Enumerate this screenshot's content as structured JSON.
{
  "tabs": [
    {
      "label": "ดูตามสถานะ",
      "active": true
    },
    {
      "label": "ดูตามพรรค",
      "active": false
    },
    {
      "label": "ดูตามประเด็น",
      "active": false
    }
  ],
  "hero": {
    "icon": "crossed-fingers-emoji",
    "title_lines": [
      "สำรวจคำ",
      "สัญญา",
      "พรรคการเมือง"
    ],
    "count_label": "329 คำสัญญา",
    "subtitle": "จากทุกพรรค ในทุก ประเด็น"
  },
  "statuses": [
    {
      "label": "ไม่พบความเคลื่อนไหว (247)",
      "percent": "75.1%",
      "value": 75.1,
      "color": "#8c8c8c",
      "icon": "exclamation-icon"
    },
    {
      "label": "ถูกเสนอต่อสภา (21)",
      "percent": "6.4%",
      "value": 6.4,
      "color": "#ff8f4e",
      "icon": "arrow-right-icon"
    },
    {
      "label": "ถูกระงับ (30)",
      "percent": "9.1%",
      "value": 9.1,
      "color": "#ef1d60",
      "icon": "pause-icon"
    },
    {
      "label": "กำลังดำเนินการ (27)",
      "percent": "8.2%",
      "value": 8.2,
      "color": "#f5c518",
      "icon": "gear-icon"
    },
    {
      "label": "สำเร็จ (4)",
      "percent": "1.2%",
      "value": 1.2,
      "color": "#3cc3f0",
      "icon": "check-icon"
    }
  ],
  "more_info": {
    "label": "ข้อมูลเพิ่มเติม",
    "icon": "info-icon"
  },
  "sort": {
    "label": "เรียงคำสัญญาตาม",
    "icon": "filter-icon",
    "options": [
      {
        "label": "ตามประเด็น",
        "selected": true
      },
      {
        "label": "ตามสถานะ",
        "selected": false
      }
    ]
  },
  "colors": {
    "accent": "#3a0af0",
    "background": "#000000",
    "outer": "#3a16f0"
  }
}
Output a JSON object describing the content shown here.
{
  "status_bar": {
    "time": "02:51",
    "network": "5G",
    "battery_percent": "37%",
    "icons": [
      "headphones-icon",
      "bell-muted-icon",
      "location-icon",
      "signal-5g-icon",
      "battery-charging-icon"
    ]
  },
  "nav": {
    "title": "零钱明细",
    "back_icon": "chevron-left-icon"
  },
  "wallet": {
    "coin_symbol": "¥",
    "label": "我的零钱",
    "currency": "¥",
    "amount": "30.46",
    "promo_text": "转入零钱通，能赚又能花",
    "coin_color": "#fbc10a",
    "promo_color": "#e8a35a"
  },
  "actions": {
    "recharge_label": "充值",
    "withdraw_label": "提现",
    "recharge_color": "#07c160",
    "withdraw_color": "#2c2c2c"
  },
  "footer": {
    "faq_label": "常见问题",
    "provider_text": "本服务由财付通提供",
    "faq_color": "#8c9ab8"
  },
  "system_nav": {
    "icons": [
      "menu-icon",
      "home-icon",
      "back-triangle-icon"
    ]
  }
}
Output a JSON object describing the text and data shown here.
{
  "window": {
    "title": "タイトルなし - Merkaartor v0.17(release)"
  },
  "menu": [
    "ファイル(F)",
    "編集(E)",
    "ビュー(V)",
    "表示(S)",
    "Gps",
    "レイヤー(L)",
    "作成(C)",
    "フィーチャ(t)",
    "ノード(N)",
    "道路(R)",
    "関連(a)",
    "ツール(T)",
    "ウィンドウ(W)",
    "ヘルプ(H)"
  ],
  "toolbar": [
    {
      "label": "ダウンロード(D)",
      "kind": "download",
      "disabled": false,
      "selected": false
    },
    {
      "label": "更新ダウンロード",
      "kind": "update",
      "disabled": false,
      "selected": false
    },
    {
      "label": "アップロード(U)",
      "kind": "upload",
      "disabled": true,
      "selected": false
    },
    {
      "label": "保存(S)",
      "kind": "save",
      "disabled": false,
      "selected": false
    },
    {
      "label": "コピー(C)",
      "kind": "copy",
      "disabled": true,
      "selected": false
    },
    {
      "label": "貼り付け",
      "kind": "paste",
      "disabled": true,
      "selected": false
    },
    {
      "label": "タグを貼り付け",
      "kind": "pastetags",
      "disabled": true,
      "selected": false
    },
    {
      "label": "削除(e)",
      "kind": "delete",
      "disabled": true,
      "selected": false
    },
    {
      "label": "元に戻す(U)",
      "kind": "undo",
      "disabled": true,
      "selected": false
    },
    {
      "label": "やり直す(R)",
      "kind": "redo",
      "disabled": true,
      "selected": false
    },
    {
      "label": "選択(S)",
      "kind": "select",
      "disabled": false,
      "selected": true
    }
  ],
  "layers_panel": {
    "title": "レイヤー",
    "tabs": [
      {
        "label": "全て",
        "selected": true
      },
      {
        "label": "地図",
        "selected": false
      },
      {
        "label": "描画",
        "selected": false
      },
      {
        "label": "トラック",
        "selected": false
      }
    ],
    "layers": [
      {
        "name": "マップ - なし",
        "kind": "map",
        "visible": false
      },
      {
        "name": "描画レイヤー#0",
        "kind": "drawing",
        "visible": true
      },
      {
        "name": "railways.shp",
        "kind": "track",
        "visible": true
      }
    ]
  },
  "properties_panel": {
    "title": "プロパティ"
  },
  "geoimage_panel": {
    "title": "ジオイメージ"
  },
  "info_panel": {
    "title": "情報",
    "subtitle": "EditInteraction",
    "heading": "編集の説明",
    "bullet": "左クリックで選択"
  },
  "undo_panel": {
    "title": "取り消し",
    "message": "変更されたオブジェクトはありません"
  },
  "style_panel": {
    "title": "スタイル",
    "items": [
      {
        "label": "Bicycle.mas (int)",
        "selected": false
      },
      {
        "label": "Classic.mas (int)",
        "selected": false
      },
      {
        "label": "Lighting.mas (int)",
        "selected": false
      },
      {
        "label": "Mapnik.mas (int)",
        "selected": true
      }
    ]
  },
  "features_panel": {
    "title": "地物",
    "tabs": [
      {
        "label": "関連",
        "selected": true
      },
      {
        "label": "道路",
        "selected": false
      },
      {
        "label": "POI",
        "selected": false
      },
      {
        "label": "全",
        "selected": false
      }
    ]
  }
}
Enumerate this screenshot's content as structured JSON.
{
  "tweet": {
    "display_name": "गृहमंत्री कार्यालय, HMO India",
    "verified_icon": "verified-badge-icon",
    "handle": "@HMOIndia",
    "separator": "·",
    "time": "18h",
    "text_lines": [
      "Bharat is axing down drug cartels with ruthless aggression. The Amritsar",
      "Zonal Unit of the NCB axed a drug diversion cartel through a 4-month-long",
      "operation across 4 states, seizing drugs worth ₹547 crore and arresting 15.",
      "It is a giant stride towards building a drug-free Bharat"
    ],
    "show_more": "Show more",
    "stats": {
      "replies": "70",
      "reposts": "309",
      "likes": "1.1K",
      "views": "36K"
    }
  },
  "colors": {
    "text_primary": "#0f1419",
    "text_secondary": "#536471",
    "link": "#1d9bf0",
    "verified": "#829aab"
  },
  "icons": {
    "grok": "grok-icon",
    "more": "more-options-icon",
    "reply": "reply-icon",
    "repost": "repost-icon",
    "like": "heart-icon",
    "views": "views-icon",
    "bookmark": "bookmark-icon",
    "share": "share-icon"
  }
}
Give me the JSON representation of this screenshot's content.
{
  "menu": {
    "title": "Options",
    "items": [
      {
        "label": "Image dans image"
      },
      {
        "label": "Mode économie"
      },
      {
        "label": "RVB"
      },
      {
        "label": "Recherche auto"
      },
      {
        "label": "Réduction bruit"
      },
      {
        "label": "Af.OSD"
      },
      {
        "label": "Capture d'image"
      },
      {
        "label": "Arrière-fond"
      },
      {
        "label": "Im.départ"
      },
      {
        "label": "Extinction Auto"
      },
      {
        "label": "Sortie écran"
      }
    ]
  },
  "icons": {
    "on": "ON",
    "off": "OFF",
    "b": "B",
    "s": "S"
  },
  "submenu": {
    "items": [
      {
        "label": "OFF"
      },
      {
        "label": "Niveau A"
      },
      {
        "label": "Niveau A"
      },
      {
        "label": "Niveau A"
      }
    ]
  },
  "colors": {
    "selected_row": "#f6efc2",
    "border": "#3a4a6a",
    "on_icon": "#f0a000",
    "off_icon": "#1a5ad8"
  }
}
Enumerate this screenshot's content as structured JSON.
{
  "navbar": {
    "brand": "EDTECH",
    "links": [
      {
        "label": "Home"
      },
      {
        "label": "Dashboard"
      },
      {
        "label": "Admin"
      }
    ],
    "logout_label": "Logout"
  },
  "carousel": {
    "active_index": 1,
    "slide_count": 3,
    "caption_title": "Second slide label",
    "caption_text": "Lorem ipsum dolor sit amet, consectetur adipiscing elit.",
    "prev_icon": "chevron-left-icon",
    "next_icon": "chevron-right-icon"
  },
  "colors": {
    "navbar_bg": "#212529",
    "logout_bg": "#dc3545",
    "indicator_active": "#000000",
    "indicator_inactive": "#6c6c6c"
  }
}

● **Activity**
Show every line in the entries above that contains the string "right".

● **Problem solution**
      "icon": "arrow-right-icon"
    "next_icon": "chevron-right-icon"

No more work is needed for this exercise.